*Task instructions*. Your task is to copy each line of the records that includes the string "kind".
BEGIN Task data
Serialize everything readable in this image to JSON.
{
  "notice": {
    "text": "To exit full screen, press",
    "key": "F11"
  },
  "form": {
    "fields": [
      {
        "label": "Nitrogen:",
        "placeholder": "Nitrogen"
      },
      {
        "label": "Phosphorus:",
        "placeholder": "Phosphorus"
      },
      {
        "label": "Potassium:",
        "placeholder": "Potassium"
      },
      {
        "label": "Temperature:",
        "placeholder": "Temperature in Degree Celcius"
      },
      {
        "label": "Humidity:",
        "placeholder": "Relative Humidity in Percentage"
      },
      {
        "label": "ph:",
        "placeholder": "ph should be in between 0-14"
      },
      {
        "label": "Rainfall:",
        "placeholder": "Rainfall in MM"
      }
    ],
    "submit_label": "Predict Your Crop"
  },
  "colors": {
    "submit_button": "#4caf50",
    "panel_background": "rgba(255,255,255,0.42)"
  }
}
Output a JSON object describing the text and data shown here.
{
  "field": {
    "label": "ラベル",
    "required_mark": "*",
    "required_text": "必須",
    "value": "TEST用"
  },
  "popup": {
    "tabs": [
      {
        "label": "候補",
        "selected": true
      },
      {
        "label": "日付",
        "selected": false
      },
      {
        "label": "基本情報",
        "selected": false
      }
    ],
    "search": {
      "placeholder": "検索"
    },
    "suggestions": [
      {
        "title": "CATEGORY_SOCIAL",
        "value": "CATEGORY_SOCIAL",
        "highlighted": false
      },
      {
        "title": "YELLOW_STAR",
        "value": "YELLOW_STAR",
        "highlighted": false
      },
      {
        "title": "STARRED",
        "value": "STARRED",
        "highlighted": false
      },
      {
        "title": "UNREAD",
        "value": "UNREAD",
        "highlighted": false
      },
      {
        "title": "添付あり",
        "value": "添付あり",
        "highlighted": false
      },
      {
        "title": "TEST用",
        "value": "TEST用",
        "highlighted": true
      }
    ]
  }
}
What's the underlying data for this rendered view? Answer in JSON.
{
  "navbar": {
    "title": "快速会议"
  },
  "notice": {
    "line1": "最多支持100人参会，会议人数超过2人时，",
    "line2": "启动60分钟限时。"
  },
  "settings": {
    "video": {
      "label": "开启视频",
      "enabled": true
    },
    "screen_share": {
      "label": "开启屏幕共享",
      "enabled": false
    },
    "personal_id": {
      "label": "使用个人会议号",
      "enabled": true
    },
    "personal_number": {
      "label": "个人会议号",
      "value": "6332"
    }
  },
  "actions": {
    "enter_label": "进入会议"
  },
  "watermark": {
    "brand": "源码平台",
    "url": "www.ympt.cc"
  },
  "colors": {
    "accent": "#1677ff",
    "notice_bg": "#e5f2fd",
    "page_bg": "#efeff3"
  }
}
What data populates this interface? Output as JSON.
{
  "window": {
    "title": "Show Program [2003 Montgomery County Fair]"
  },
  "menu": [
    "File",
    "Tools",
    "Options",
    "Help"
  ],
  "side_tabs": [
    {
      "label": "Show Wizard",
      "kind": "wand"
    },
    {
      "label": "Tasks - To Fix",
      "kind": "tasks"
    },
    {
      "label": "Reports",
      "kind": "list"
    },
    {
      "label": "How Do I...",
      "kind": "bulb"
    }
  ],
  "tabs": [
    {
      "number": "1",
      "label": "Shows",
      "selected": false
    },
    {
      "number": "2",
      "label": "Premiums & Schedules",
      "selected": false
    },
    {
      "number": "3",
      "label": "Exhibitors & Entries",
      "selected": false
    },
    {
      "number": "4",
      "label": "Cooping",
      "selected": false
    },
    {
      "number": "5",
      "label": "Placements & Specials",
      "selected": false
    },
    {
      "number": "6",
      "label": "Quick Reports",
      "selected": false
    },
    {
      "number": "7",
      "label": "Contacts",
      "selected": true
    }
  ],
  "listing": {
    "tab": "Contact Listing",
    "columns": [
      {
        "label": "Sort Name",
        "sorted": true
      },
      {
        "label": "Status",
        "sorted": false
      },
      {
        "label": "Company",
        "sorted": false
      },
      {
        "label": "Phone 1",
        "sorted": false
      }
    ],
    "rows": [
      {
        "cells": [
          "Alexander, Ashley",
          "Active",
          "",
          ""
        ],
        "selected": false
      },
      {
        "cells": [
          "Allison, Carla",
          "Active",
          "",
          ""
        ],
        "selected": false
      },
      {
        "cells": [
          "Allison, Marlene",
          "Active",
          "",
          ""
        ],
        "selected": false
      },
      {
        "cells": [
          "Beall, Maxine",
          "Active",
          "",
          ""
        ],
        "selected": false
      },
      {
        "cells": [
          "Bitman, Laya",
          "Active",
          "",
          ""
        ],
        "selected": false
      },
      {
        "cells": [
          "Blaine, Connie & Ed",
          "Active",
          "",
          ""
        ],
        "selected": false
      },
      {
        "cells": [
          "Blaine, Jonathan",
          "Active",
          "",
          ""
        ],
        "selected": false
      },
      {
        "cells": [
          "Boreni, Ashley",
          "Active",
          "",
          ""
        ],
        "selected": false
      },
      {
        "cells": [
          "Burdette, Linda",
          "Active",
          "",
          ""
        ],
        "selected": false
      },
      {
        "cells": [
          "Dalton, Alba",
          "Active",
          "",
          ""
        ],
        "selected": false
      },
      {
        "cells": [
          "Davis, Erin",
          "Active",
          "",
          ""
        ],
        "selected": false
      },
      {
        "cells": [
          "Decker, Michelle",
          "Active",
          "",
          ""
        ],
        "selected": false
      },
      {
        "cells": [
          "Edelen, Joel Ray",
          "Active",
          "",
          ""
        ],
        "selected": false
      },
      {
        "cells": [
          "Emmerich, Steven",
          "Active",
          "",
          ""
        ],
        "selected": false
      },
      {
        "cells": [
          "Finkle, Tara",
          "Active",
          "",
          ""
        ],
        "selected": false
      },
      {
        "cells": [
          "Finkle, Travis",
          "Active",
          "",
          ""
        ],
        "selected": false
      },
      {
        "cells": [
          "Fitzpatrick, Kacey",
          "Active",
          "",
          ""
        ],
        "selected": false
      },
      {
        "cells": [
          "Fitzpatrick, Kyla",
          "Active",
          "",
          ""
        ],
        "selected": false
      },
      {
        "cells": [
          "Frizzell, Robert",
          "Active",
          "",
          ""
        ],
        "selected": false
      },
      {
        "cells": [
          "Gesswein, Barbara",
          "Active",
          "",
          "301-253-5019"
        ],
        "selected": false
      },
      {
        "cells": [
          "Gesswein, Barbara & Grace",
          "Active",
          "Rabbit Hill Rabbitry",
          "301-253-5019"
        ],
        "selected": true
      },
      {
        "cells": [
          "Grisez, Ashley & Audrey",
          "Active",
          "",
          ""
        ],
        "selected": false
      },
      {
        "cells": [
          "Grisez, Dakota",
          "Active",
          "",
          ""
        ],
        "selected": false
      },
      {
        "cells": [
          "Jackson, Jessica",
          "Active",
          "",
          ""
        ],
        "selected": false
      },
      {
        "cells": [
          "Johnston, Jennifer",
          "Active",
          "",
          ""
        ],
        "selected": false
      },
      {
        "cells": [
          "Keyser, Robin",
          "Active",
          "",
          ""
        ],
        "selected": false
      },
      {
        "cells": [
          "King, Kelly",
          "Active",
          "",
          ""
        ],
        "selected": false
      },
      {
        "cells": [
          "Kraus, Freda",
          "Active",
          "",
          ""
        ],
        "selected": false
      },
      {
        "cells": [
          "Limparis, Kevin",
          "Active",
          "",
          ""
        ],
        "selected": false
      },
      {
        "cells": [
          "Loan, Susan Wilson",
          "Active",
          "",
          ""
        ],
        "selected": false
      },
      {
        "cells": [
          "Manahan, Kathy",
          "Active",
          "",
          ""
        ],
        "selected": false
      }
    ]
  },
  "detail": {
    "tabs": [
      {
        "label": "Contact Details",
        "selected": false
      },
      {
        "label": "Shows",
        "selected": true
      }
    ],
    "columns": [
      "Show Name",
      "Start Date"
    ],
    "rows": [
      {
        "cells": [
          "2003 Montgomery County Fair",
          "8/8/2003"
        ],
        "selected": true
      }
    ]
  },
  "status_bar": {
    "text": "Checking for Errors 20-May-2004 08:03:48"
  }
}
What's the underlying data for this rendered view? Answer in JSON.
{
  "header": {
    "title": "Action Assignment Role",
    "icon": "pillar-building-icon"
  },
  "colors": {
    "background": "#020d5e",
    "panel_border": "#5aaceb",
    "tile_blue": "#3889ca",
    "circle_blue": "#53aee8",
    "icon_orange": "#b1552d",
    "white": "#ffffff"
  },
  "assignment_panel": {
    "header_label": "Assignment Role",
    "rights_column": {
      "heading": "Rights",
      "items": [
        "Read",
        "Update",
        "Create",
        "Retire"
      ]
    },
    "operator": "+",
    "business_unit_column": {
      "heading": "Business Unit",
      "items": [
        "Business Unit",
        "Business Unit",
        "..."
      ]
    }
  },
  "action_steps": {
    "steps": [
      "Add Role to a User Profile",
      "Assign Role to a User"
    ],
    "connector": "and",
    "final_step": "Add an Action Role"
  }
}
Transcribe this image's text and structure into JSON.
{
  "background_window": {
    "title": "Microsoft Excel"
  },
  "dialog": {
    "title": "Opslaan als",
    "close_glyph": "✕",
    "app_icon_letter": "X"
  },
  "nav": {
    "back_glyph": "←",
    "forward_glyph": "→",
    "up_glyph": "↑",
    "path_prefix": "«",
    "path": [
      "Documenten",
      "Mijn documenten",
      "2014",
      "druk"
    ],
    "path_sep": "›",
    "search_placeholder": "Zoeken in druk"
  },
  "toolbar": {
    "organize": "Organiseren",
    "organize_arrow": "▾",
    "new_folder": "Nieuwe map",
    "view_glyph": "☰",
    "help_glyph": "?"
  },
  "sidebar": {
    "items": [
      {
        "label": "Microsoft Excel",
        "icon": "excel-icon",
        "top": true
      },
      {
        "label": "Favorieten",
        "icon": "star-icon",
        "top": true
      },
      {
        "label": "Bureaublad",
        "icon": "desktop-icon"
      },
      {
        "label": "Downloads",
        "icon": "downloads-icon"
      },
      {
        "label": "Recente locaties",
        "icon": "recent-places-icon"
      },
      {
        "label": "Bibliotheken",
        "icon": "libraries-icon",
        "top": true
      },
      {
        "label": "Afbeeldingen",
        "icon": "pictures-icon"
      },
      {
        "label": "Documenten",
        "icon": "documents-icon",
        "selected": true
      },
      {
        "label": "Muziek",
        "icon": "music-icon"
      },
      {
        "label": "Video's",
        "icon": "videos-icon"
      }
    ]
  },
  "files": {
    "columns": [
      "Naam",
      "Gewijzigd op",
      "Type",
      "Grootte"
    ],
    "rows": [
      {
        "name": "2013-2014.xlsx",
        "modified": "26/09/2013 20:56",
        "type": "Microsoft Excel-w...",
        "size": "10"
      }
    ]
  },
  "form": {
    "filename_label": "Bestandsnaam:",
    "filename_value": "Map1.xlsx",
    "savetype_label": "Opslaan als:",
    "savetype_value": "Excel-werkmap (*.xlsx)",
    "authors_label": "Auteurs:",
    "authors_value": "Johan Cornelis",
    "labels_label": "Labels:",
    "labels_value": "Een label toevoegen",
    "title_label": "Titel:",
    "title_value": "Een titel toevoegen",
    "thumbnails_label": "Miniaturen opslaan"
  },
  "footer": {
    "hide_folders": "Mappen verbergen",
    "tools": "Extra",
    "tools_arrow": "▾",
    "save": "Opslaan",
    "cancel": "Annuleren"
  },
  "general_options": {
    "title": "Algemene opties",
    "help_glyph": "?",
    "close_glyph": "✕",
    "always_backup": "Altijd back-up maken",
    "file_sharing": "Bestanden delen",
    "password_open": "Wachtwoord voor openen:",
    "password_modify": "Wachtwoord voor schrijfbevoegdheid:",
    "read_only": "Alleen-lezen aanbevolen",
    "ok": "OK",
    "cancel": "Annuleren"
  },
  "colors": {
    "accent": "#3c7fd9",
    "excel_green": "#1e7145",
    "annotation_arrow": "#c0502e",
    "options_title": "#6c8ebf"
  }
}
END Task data
*Exercise answer*.
      "kind": "wand"
      "kind": "tasks"
      "kind": "list"
      "kind": "bulb"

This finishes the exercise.